* **EXERCISE**
Copy each line of the records below that has "Loading" in it.

* **LISTED RECORDS**
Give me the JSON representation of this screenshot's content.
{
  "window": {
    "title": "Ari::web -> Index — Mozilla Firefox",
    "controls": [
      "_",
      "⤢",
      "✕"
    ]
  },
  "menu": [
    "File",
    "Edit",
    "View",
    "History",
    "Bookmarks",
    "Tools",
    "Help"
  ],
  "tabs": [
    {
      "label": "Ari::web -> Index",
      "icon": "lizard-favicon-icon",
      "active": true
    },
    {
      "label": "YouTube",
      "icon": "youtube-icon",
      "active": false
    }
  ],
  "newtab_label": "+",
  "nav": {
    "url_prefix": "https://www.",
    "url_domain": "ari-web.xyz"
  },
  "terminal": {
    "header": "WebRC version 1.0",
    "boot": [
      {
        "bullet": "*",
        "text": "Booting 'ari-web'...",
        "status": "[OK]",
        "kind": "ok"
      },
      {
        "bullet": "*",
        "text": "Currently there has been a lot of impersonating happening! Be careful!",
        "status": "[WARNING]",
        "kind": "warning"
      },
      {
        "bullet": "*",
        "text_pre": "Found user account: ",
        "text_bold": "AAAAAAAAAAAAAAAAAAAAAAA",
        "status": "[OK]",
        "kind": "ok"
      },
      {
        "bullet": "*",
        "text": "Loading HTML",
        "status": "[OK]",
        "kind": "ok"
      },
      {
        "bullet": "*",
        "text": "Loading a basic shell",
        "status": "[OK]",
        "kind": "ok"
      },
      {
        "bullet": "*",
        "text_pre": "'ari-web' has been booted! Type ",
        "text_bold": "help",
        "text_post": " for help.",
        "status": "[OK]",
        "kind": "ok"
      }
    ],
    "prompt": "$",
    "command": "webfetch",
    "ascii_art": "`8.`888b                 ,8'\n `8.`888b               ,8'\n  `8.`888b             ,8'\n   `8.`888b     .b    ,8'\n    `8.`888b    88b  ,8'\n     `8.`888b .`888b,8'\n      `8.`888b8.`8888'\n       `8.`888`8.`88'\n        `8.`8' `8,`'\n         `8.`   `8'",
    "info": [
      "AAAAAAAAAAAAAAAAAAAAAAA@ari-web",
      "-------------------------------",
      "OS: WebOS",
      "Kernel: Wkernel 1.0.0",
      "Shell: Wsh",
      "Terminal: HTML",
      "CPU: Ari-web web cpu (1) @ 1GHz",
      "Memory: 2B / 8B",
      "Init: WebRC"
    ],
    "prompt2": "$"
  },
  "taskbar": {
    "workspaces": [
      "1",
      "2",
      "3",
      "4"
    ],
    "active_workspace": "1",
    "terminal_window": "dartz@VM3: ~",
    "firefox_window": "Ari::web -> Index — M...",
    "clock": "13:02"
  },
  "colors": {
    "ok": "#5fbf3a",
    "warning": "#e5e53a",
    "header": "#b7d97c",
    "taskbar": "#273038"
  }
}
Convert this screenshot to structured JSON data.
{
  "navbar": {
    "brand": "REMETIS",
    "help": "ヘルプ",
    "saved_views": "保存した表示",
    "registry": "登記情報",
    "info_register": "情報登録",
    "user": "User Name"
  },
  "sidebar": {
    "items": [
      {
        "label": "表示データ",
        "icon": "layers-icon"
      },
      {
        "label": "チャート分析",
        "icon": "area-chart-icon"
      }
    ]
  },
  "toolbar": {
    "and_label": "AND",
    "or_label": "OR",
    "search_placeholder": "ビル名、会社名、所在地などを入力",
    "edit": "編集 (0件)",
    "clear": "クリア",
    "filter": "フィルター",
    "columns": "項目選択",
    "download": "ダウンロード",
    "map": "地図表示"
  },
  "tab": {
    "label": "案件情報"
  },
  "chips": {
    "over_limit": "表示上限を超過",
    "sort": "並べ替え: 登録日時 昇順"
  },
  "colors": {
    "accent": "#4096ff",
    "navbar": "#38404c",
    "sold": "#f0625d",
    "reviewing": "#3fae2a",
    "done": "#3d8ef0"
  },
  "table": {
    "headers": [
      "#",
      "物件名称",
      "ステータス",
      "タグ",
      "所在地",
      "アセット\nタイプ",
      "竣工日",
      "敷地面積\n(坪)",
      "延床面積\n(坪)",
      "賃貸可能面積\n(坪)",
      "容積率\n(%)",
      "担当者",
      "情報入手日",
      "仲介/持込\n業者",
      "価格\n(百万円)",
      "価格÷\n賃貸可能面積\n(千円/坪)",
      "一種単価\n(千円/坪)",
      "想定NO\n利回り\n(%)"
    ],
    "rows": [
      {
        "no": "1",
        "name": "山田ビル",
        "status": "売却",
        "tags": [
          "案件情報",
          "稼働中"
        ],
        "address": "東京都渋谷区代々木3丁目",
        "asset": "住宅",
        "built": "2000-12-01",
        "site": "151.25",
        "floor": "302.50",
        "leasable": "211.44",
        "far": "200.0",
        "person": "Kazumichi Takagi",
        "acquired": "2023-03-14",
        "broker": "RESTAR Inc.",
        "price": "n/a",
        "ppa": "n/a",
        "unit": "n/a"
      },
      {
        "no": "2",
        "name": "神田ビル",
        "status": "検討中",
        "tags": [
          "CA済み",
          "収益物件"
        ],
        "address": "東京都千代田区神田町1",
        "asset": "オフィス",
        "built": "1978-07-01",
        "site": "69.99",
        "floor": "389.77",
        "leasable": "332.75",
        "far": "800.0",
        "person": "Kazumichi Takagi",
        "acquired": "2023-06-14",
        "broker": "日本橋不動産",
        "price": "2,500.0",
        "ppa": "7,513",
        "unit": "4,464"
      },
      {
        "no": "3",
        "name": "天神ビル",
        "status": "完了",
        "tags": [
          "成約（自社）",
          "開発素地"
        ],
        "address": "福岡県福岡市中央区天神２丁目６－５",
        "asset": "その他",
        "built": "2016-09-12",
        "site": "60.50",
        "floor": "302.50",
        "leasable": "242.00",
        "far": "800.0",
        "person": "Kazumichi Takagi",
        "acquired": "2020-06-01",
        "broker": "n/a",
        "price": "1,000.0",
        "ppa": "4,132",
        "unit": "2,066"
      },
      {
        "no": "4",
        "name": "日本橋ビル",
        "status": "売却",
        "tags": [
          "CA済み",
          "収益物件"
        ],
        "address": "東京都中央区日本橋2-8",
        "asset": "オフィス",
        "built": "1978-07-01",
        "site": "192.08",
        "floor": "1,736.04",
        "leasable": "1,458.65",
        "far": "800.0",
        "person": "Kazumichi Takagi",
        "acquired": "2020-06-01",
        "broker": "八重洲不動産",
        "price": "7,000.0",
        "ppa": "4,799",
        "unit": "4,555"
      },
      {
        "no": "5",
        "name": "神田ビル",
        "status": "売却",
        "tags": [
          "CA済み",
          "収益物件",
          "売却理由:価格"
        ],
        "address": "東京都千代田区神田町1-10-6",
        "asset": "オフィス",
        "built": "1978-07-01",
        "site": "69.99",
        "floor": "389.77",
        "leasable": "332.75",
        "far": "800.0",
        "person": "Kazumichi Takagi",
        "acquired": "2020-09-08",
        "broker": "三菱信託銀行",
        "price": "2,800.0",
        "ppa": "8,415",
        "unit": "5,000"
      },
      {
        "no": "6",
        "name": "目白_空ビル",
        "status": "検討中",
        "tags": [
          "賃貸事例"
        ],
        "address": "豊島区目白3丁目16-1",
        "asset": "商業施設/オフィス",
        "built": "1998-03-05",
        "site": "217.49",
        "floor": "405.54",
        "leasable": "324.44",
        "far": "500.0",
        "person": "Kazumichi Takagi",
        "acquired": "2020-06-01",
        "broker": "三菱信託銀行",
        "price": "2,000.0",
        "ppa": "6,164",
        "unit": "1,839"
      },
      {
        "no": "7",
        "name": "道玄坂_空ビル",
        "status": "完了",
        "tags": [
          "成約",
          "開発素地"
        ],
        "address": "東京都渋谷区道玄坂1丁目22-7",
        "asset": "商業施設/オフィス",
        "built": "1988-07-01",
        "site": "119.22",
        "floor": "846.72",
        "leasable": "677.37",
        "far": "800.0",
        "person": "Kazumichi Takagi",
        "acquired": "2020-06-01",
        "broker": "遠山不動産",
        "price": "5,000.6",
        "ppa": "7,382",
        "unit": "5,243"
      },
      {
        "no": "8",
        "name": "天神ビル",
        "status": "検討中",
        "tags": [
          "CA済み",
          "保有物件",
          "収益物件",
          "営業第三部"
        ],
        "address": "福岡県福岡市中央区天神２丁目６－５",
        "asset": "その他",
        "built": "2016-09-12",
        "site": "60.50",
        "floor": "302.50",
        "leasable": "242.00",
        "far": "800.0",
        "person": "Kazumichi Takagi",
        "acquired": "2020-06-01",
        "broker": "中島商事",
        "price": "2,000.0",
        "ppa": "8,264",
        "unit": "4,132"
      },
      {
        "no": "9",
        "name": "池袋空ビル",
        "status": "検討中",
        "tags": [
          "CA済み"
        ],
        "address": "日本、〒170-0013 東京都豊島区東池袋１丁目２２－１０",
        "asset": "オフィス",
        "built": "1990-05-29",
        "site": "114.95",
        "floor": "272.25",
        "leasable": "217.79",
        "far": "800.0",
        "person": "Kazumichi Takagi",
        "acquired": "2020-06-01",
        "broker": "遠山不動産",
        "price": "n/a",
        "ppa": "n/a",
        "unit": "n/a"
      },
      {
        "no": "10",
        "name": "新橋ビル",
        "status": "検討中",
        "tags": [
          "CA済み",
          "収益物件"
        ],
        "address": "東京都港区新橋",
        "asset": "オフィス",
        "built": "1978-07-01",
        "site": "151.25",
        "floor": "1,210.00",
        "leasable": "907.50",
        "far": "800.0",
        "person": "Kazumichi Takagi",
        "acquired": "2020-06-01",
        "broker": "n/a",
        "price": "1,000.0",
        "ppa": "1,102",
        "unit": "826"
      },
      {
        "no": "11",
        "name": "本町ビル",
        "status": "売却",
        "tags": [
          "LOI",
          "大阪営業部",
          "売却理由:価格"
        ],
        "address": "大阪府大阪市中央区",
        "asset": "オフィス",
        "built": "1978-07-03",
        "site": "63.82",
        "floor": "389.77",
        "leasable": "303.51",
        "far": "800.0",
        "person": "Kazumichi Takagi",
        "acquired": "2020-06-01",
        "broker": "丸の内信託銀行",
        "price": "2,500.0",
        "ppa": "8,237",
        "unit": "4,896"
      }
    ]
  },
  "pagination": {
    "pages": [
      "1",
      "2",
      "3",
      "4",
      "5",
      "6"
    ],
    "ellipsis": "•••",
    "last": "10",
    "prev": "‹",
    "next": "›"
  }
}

* **TASK SOLUTION**
        "text": "Loading HTML",
        "text": "Loading a basic shell",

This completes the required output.